Press release

Consultation on air quality plans to meet nitrogen dioxide limits launched

This news article was published under the 2010 to 2015 Conservative and Liberal Democrat coalition government

These plans will form the basis of the UK notification to the European Commission for additional time to comply with the NO2 limit values.

A consultation on a package of updated draft air quality plans that aim to meet the EU limit values for Nitrogen Dioxide NO2 in England has been launched today.

These plans will form the basis of the UK notification to the European Commission for additional time to comply with the NO2 limit values.

Government has been working with regional and local authorities on ways to meet the EU limits. The published draft plans set out current and planned actions to meet the NO2 limit values in 40 of the UK’s 43 air quality zones where our assessment shows that we exceed one or more of those values. The plans show that improvements have been made, with emission of oxides of nitrogen down by 39% between 2000 and 2009, and that 95% of UK roads assessed are currently expected to meet the NO2 limits by 2015.

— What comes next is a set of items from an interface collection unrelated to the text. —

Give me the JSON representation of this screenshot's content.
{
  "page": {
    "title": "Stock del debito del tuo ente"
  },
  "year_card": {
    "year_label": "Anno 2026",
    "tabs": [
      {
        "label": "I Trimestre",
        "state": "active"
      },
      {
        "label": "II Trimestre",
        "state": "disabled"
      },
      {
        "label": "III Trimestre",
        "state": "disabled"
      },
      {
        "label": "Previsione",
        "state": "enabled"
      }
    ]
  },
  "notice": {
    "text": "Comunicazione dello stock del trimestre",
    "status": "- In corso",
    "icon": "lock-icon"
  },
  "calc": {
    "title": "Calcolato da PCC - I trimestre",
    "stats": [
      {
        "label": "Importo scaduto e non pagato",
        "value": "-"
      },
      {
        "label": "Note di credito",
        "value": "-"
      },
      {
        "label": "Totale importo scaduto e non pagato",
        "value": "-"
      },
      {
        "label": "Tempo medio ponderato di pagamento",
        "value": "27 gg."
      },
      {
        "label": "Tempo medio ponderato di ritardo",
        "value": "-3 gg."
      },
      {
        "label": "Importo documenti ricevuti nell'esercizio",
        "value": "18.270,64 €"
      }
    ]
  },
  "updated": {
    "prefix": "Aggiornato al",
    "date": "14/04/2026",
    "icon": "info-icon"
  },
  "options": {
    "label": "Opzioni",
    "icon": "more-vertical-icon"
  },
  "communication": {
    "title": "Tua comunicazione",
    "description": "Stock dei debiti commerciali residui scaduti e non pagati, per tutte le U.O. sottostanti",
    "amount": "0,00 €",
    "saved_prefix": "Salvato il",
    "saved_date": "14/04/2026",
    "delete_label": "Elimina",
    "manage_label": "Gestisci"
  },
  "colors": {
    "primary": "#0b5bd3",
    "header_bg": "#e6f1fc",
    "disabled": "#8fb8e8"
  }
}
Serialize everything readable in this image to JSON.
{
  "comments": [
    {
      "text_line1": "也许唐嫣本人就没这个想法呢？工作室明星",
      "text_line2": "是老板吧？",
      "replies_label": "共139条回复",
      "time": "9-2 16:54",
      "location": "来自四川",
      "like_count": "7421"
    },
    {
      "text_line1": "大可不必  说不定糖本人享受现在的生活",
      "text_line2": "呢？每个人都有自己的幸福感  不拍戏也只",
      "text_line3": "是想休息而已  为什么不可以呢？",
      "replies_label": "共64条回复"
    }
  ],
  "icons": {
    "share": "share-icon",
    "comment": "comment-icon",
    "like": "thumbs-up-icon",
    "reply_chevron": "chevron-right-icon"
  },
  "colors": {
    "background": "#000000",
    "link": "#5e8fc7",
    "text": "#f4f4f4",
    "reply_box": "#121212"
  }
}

Most countries across the EU face a challenge in meeting the NO2 limits in big towns and cities. More new and cleaner vehicles are expected to bring further air quality benefits and the draft plans set out work underway to explore how to accelerate these benefits. The facilitation of Low Emission Zones (LEZs) is being considered but this is not included in the consultation as work assessing their effectiveness and feasibility is still ongoing.

Defra is inviting comments on the plans for England over the next eight weeks, particularly the extent to which they correctly represent the efforts underway at national, regional and local level. There will be separate consultations by the devolved administrations in Scotland, Wales and Northern Ireland.

The UK notification will set out the list of UK-wide measures that have reduced or are expected to reduce overall NO2 levels and will be sent to the European Commission in September. The plans for England, along with those from the devolved administrations, will form the basis of this notification which will seek, for those parts of the country where there is sufficient evidence, to postpone for up to five years from January 2010 the compliance date for the NO2 limit values. This request is permitted under the air quality directive 2008/50/EC.

Details of additional action in London to reduce particulate matter (PM10) have also been finalised today and will be sent to the European Commission. These actions are being taken by the Mayor of London, supported by £5 million of funding from Government.

Notes to editors

The EU air quality Directive 2008/50/EC sets concentration limits for particulate matter (PM10) and nitrogen dioxide (NO2) and provides for postponement of the compliance deadlines for PM10 to June 2011 and for NO2 from 2010 to 2015, subject to submission of air quality plans setting out how the limits will be achieved.

European limits for PM10 are largely met across the country. Defra applied for an extension for London and in March 2011 The European Commission granted the extension, subject to taking localised or short term actions to reduce the risk of exceedences in 2011, and updating the London air quality plan for PM10 by 11 June. This update is now available via the Defra website at:

For the purposes of air quality assessment the UK is split into 43 zones and small parts of 40 of these zones exceeded the NO2 limit values in 2010 so updated draft air quality plans for these 40 zones have been prepared. This consultation invites comments on the package of plans for England and supporting documentation that will be sent to the Commission by 30 September. The devolved administrations in Scotland, Wales and Northern Ireland are conducting parallel consultations.

The most important air pollutant in terms of quantified health effects is PM10 - and the World Health Organisation advises there is no safe level of exposure. The health evidence around the long term effects of NO2 is inconclusive as it is difficult to extricate the effects of long term exposure from those of fine particles like PM10. Short term effects of NO2 are well established - at higher concentrations it can cause irritation to the lining of the lungs and can exacerbate respiratory conditions.

The consultation is open for eight weeks and the documents can be found at